County rescue statistics from 2014 suggest that more than a few people haven’t heard such warnings — or have ignored them.

  • The Sheriff’s Department carried out 31 rescues for heat-related illness.
  • Almost half of the rescues involved more than one victim of heat illness.
  • The average high temperature on the days with rescues was 99 degrees.

If you do decide to trek a desert trail on a summer day, here are some critical safety factors:


“Make sure someone knows your plans,” said Capt. Adam Goldberg, a spokesman for the Northwest Fire District and its technical rescue team. “Tell a family member or friend of the specific trail or information about your outdoor adventure. Let them know a ‘last possible time’ that you will be home, and if they don’t hear from you, or can’t reach you, they should alert the local authorities via 911.”


“Definitely don’t go hiking by yourself,” said Richard Kunz, a member of the Southern Arizona Rescue Association. The volunteer group regularly participates in search and rescue operations in desert and mountain areas around Tucson.

“We’ve picked up (rescued) many people who have gone out by themselves and had problems,” Kunz said. “If you’re alone, you have nobody to discuss things with” and nobody to help if you’re injured.


“Make sure you have a charged cellphone with you,” Suitt said. “If you’re lost, if you’re out of water, call 911 first — before you call your loved ones.”

Rescue units can often pinpoint a hiker’s location based on phone information and GPS coordinates. Sometimes rescuers will respond on foot, and in other cases the sheriff’s helicopter may come to the rescue.

“We don’t charge for the helicopter rescues, Suitt said. “It’s part of our mission to go out there and rescue.”


Many of us have heard the advice: Carry plenty of water. But how much is plenty?

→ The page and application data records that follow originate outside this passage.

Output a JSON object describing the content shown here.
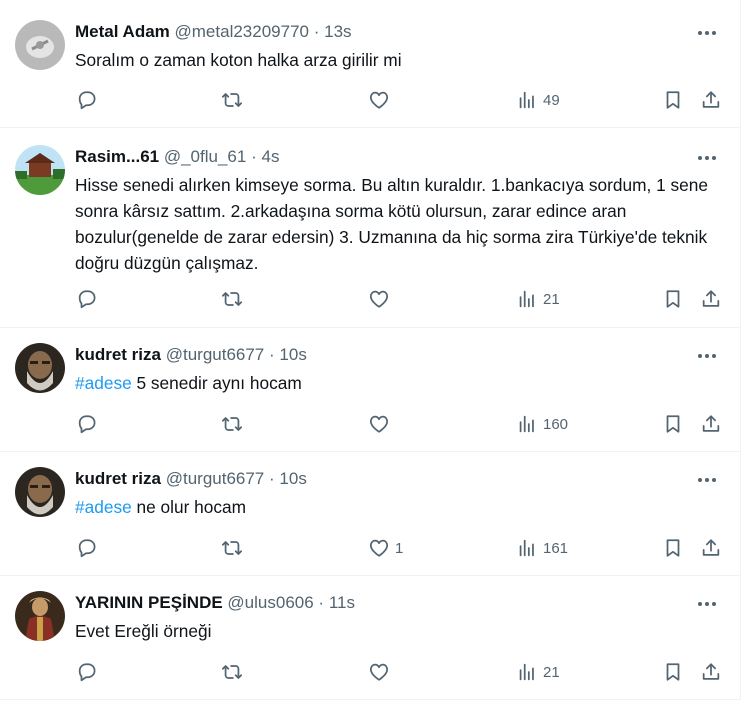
{
  "colors": {
    "text": "#0f1419",
    "secondary": "#536471",
    "accent": "#1d9bf0",
    "divider": "#eff3f4"
  },
  "tweets": [
    {
      "name": "Metal Adam",
      "handle": "@metal23209770",
      "dot": "·",
      "time": "13s",
      "text": "Soralım o zaman koton halka arza girilir mi",
      "likes": "",
      "views": "49",
      "avatar": "gray-logo-avatar"
    },
    {
      "name": "Rasim...61",
      "handle": "@_0flu_61",
      "dot": "·",
      "time": "4s",
      "text": "Hisse senedi alırken kimseye sorma. Bu altın kuraldır. 1.bankacıya sordum, 1 sene sonra kârsız sattım. 2.arkadaşına sorma kötü olursun, zarar edince aran bozulur(genelde de zarar edersin) 3. Uzmanına da hiç sorma zira Türkiye'de teknik doğru düzgün çalışmaz.",
      "likes": "",
      "views": "21",
      "avatar": "garden-gazebo-avatar"
    },
    {
      "name": "kudret riza",
      "handle": "@turgut6677",
      "dot": "·",
      "time": "10s",
      "hashtag": "#adese",
      "text": " 5 senedir aynı hocam",
      "likes": "",
      "views": "160",
      "avatar": "bearded-man-avatar"
    },
    {
      "name": "kudret riza",
      "handle": "@turgut6677",
      "dot": "·",
      "time": "10s",
      "hashtag": "#adese",
      "text": " ne olur hocam",
      "likes": "1",
      "views": "161",
      "avatar": "bearded-man-avatar"
    },
    {
      "name": "YARININ PEŞİNDE",
      "handle": "@ulus0606",
      "dot": "·",
      "time": "11s",
      "text": "Evet Ereğli örneği",
      "likes": "",
      "views": "21",
      "avatar": "historical-figure-avatar"
    }
  ]
}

“Make sure you have at least a quart of water for every hour you’ll be out” hiking, said Suitt of the Sheriff’s Department.

Others recommend even more.

“Take a gallon of water for every two hours you’ll be out,” Kunz said. “When your water is half gone, turn around and go back the way you came.”

Suitt and Kunz emphasized that it’s important to drink plenty of water even before starting a hike.

“People often don’t prepare properly,” Suitt said. “If you’re hiking on a Saturday, all day Friday start hydrating.”

Said Kunz: “Hikers should be drinking a quart or two of water before they even arrive at the trailhead. That’s water that’s inside your body and that you don’t have to carry.”


Wear lightweight, light-colored clothing to reflect heat and sunlight, Goldberg urged.

“Broad-brimmed hats are ideal for keeping the sun off your face,” he said. “And be generous with the sunscreen. Reapply it often.”


“Never out-hike your physical capabilities or experience levels,” said Goldberg. “Anyone enjoying the hiking trails of Southern Arizona needs to know the difficulty level of the trail they plan to hike. Do your homework, and understand if the trail is designed for beginners, the intermediate level or experienced hikers.”


Learn to recognize the symptoms of heat exhaustion and heatstroke — and know what to do if you experience them. See the chart at left for details on symptoms and appropriate responses.

Contact reporter Doug Kreutz at dkreutz@tucson.com or at 573-4192. On Twitter: @DouglasKreutz